Read Hokum: An Anthology of African-American Humor by Paul Beatty Free Online
Book Title: Hokum: An Anthology of African-American Humor|
Loaded: 1605 times
Reader ratings: 5.5
The author of the book: Paul Beatty
Edition: Bloomsbury USA
Date of issue: January 17th 2006
ISBN 13: 9781596911482
Format files: PDF
The size of the: 860 KB
City - Country: No data
Read full description of the books:
(originally written in 2006)
It pisses me off that there isn't a black correspondent on The Daily Show. If there is a benchmark for contemporary comedy and satire it is Jon Stewart and his cast of faux reporters and their completely satirical counter-part, Stephen Colbert. There are jokes and points that can only be made from people of color. How different would the Daily Show's comedy about Hurricane Katrina had been if they had just one black face in their stable?

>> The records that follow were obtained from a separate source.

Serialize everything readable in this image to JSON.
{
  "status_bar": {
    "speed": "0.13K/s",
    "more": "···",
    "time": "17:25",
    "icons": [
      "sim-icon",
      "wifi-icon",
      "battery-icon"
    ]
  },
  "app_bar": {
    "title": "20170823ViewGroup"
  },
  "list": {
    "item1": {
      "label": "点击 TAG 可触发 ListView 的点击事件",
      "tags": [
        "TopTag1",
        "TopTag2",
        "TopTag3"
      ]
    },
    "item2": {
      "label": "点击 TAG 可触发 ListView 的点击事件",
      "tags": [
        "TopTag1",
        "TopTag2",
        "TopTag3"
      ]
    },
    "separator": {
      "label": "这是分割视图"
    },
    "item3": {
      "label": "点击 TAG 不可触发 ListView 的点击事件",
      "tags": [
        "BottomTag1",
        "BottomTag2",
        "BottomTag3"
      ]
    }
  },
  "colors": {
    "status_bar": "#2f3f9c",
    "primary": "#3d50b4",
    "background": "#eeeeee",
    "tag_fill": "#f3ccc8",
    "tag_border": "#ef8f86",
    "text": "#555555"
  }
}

Hmmm, maybe not so much. It's not like Kenan Thompson and Finesse Mitchell get to do much "black" comedy on SNL (except that one time).
I came into Hokum hoping to find someone I could look at as a kind of black Mark Twain, constantly turning the mirror back on us, the view askew. Showcasing our absurdity through brilliant satire. I'm not sure that person exists in the written word. Dave Chappelle and Paul Mooney probably fit the bill the closest but the writers? Who are these people?

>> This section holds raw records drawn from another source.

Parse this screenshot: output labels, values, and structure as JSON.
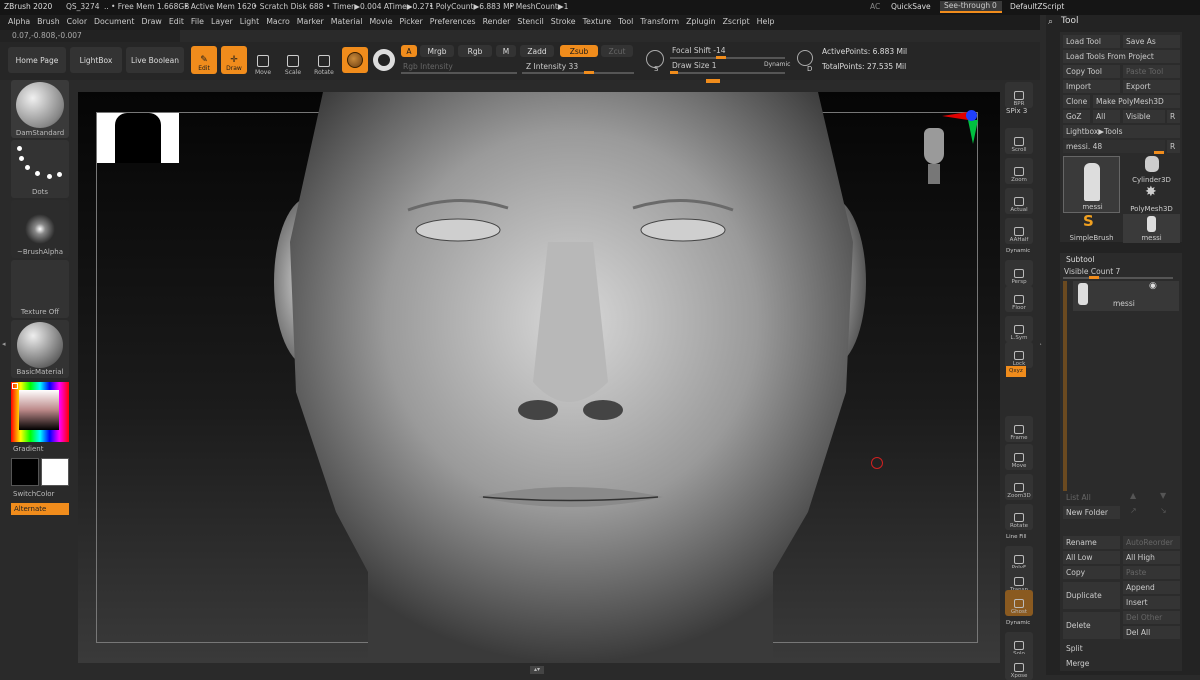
{
  "titlebar": {
    "app": "ZBrush 2020",
    "doc": "QS_3274",
    "sep": "..",
    "free_mem": "• Free Mem 1.668GB",
    "active_mem": "• Active Mem 1620",
    "scratch": "• Scratch Disk 688",
    "timer": "• Timer▶0.004 ATime▶0.271",
    "polycount": "• PolyCount▶6.883 MP",
    "meshcount": "• MeshCount▶1",
    "ac": "AC",
    "quicksave": "QuickSave",
    "seethrough": "See-through",
    "seethrough_val": "0",
    "zscript": "DefaultZScript"
  },
  "menu": [
    "Alpha",
    "Brush",
    "Color",
    "Document",
    "Draw",
    "Edit",
    "File",
    "Layer",
    "Light",
    "Macro",
    "Marker",
    "Material",
    "Movie",
    "Picker",
    "Preferences",
    "Render",
    "Stencil",
    "Stroke",
    "Texture",
    "Tool",
    "Transform",
    "Zplugin",
    "Zscript",
    "Help"
  ],
  "coords": "0.07,-0.808,-0.007",
  "shelf": {
    "home": "Home Page",
    "lightbox": "LightBox",
    "liveboolean": "Live Boolean",
    "edit": "Edit",
    "draw": "Draw",
    "move": "Move",
    "scale": "Scale",
    "rotate": "Rotate",
    "a": "A",
    "mrgb": "Mrgb",
    "rgb": "Rgb",
    "m": "M",
    "zadd": "Zadd",
    "zsub": "Zsub",
    "zcut": "Zcut",
    "rgb_intensity": "Rgb Intensity",
    "z_intensity": "Z Intensity 33",
    "focal": "Focal Shift -14",
    "drawsize": "Draw Size 1",
    "dynamic": "Dynamic",
    "active_points": "ActivePoints: 6.883 Mil",
    "total_points": "TotalPoints: 27.535 Mil",
    "s": "S",
    "d": "D"
  },
  "left": {
    "brush": "DamStandard",
    "stroke": "Dots",
    "alpha": "~BrushAlpha",
    "texture": "Texture Off",
    "material": "BasicMaterial",
    "gradient": "Gradient",
    "switchcolor": "SwitchColor",
    "alternate": "Alternate"
  },
  "rightbar": [
    "BPR",
    "SPix 3",
    "Scroll",
    "Zoom",
    "Actual",
    "AAHalf",
    "Dynamic",
    "Persp",
    "Floor",
    "L.Sym",
    "Lock",
    "Qxyz",
    "Frame",
    "Move",
    "Zoom3D",
    "Rotate",
    "Line Fill",
    "PolyF",
    "Transp",
    "Ghost",
    "Dynamic",
    "Solo",
    "Xpose"
  ],
  "tool": {
    "title": "Tool",
    "load_tool": "Load Tool",
    "save_as": "Save As",
    "load_from_project": "Load Tools From Project",
    "copy_tool": "Copy Tool",
    "paste_tool": "Paste Tool",
    "import": "Import",
    "export": "Export",
    "clone": "Clone",
    "make_polymesh": "Make PolyMesh3D",
    "goz": "GoZ",
    "all": "All",
    "visible": "Visible",
    "r": "R",
    "lightbox_tools": "Lightbox▶Tools",
    "current": "messi. 48",
    "r2": "R",
    "thumbs": [
      "messi",
      "Cylinder3D",
      "PolyMesh3D",
      "SimpleBrush",
      "messi"
    ]
  },
  "subtool": {
    "title": "Subtool",
    "visible_count": "Visible Count 7",
    "item": "messi",
    "list_all": "List All",
    "new_folder": "New Folder",
    "rename": "Rename",
    "autoreorder": "AutoReorder",
    "all_low": "All Low",
    "all_high": "All High",
    "copy": "Copy",
    "paste": "Paste",
    "append": "Append",
    "duplicate": "Duplicate",
    "insert": "Insert",
    "delete": "Delete",
    "del_other": "Del Other",
    "del_all": "Del All",
    "split": "Split",
    "merge": "Merge"
  },
  "colors": {
    "accent": "#f08c1c",
    "panel": "#2a2a2a",
    "viewport_top": "#050505",
    "viewport_bottom": "#3a3a3a"
  }
}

I don't think Beatty finds them in Hokum. There are flashes, sure. Danzy Senna's The Mulatto Millennium is still one of the defining essays from the 90s and is still hilarious. The words of Mike Tyson and Al Sharpton are always absurd but perhaps the problem here is that we can never quite tell if they are in on the joke or not. Sharpton probably is, Tyson probably isn't. Or maybe it's vice-versa.
I think I might find some comfort in knowing that Tyson was constantly winking at the camera while praising allah and hoping to eat another man's offspring.
There's true black brilliance in Trish Benson's Fifth Ward Email which opens:
"Memo to the bitch trying to cause disharmony between me and my husband.
Greetings Ho -"
There's Trey Ellis's Preliminary Scholarship Aptitude Test which, 20 years later, would be prime material for McSweeney's. There are lots of amazing names and some spectacular poetry. And some humor with titles and language that can only be categorized as black. I can't imagine anyone other than a black American asking in verse, "Should Old Shit Be Forgot?"
But Beatty is right, there is not even a black Dave Berry. Maybe Zora Neale Hurston was once, for a time, but today, who shines the light on us? Who sees Black America today and goes "WTF?" and writes about it comedically? Intelligently? Consistently?
And how would we know it was satire?
Hokum is highly highly recommended.
Download Hokum: An Anthology of African-American Humor ERUB
Download Hokum: An Anthology of African-American Humor DOC
Download Hokum: An Anthology of African-American Humor TXT
Read information about the authorPaul Beatty (born 1962 in Los Angeles) is a contemporary African-American author. Beatty received an MFA in creative writing from Brooklyn College and an MA in psychology from Boston University. He is a 1980 graduate of El Camino Real High School in Woodland Hills, California.
In 1990, Paul Beatty was crowned the first ever Grand Poetry Slam Champion of the Nuyorican Poets Cafe. One of the prizes for winning that championship title was the book deal which resulted in his first volume of poetry, Big Bank Takes Little Bank. This would be followed by another book of poetry Joker, Joker, Deuce as well as appearances performing his poetry on MTV and PBS (in the series The United States of Poetry). In 1993, he was awarded a grant from the Foundation for Contemporary Arts Grants to Artists Award.
His first novel, The White Boy Shuffle received a positive review in The New York Times, the reviewer, Richard Bernstein, called the book "a blast of satirical heat from the talented heart of black American life." His second book, Tuff received a positive notice in Time Magazine. Most recently, Beatty edited an anthology of African-American humor called Hokum and wrote an article in The New York Times on the same subject.
Reviews of the Hokum: An Anthology of African-American Humor
Add a comment
Download EBOOK Hokum: An Anthology of African-American Humor by Paul Beatty Online free